[Saved entries]
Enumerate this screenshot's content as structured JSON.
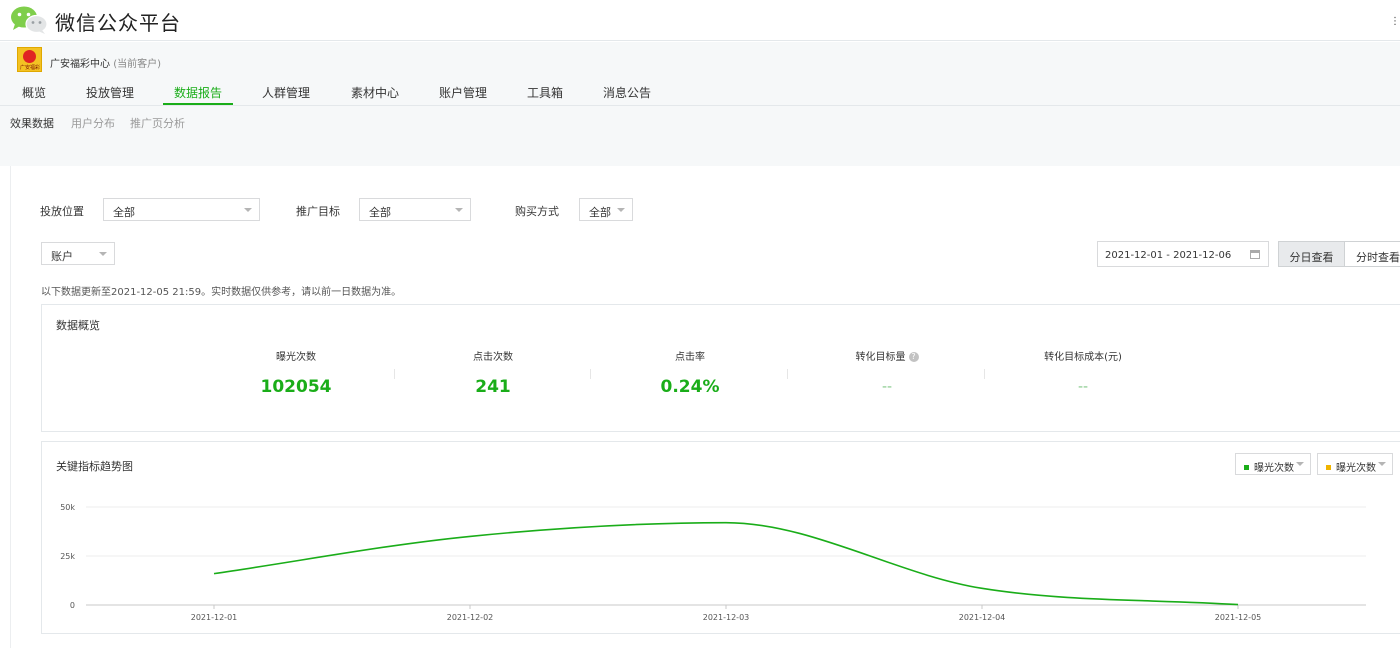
{
  "header": {
    "title": "微信公众平台"
  },
  "account": {
    "logo_text": "广安福彩",
    "name": "广安福彩中心",
    "status": "(当前客户)"
  },
  "nav": {
    "items": [
      "概览",
      "投放管理",
      "数据报告",
      "人群管理",
      "素材中心",
      "账户管理",
      "工具箱",
      "消息公告"
    ],
    "active_index": 2
  },
  "subnav": {
    "items": [
      "效果数据",
      "用户分布",
      "推广页分析"
    ],
    "active_index": 0
  },
  "filters": {
    "placement_label": "投放位置",
    "placement_value": "全部",
    "target_label": "推广目标",
    "target_value": "全部",
    "buy_label": "购买方式",
    "buy_value": "全部",
    "level_value": "账户"
  },
  "date": {
    "range": "2021-12-01 - 2021-12-06",
    "by_day": "分日查看",
    "by_hour": "分时查看"
  },
  "notice": "以下数据更新至2021-12-05 21:59。实时数据仅供参考，请以前一日数据为准。",
  "overview": {
    "title": "数据概览",
    "metrics": [
      {
        "label": "曝光次数",
        "value": "102054"
      },
      {
        "label": "点击次数",
        "value": "241"
      },
      {
        "label": "点击率",
        "value": "0.24%"
      },
      {
        "label": "转化目标量",
        "value": "--"
      },
      {
        "label": "转化目标成本(元)",
        "value": "--"
      }
    ]
  },
  "trend": {
    "title": "关键指标趋势图",
    "legend": [
      {
        "label": "曝光次数",
        "color": "#1aad19"
      },
      {
        "label": "曝光次数",
        "color": "#f0b400"
      }
    ]
  },
  "chart_data": {
    "type": "line",
    "x": [
      "2021-12-01",
      "2021-12-02",
      "2021-12-03",
      "2021-12-04",
      "2021-12-05"
    ],
    "series": [
      {
        "name": "曝光次数",
        "values": [
          16000,
          35000,
          42000,
          8500,
          200
        ],
        "color": "#1aad19"
      }
    ],
    "yticks": [
      "0",
      "25k",
      "50k"
    ],
    "ylim": [
      0,
      50000
    ],
    "grid": true
  }
}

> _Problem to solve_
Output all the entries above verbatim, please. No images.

> _Reply_
Enumerate this screenshot's content as structured JSON.
{
  "header": {
    "title": "微信公众平台"
  },
  "account": {
    "logo_text": "广安福彩",
    "name": "广安福彩中心",
    "status": "(当前客户)"
  },
  "nav": {
    "items": [
      "概览",
      "投放管理",
      "数据报告",
      "人群管理",
      "素材中心",
      "账户管理",
      "工具箱",
      "消息公告"
    ],
    "active_index": 2
  },
  "subnav": {
    "items": [
      "效果数据",
      "用户分布",
      "推广页分析"
    ],
    "active_index": 0
  },
  "filters": {
    "placement_label": "投放位置",
    "placement_value": "全部",
    "target_label": "推广目标",
    "target_value": "全部",
    "buy_label": "购买方式",
    "buy_value": "全部",
    "level_value": "账户"
  },
  "date": {
    "range": "2021-12-01 - 2021-12-06",
    "by_day": "分日查看",
    "by_hour": "分时查看"
  },
  "notice": "以下数据更新至2021-12-05 21:59。实时数据仅供参考，请以前一日数据为准。",
  "overview": {
    "title": "数据概览",
    "metrics": [
      {
        "label": "曝光次数",
        "value": "102054"
      },
      {
        "label": "点击次数",
        "value": "241"
      },
      {
        "label": "点击率",
        "value": "0.24%"
      },
      {
        "label": "转化目标量",
        "value": "--"
      },
      {
        "label": "转化目标成本(元)",
        "value": "--"
      }
    ]
  },
  "trend": {
    "title": "关键指标趋势图",
    "legend": [
      {
        "label": "曝光次数",
        "color": "#1aad19"
      },
      {
        "label": "曝光次数",
        "color": "#f0b400"
      }
    ]
  },
  "chart_data": {
    "type": "line",
    "x": [
      "2021-12-01",
      "2021-12-02",
      "2021-12-03",
      "2021-12-04",
      "2021-12-05"
    ],
    "series": [
      {
        "name": "曝光次数",
        "values": [
          16000,
          35000,
          42000,
          8500,
          200
        ],
        "color": "#1aad19"
      }
    ],
    "yticks": [
      "0",
      "25k",
      "50k"
    ],
    "ylim": [
      0,
      50000
    ],
    "grid": true
  }
}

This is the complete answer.